▸ REQUIRED ACTION
Each line in the records that mentions the word "gjitha" needs to be listed.
++++
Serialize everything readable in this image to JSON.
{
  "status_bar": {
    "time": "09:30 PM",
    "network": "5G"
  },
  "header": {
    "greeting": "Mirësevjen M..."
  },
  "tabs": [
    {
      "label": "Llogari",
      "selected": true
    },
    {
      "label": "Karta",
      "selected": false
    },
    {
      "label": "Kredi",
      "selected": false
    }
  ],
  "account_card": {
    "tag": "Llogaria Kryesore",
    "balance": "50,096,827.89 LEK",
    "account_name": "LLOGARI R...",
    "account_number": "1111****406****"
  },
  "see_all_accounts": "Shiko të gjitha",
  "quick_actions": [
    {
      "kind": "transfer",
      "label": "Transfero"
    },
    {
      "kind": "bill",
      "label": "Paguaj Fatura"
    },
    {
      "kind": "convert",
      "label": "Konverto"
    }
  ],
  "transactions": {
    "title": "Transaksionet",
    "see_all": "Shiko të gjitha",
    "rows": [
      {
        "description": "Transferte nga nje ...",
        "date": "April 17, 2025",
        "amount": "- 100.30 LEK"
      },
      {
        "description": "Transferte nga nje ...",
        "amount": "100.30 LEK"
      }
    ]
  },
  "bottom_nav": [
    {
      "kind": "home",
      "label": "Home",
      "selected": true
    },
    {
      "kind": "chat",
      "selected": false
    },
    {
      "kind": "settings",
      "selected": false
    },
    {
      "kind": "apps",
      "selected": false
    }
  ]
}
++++
▸ EXERCISE RESPONSE
  "see_all_accounts": "Shiko të gjitha",
    "see_all": "Shiko të gjitha",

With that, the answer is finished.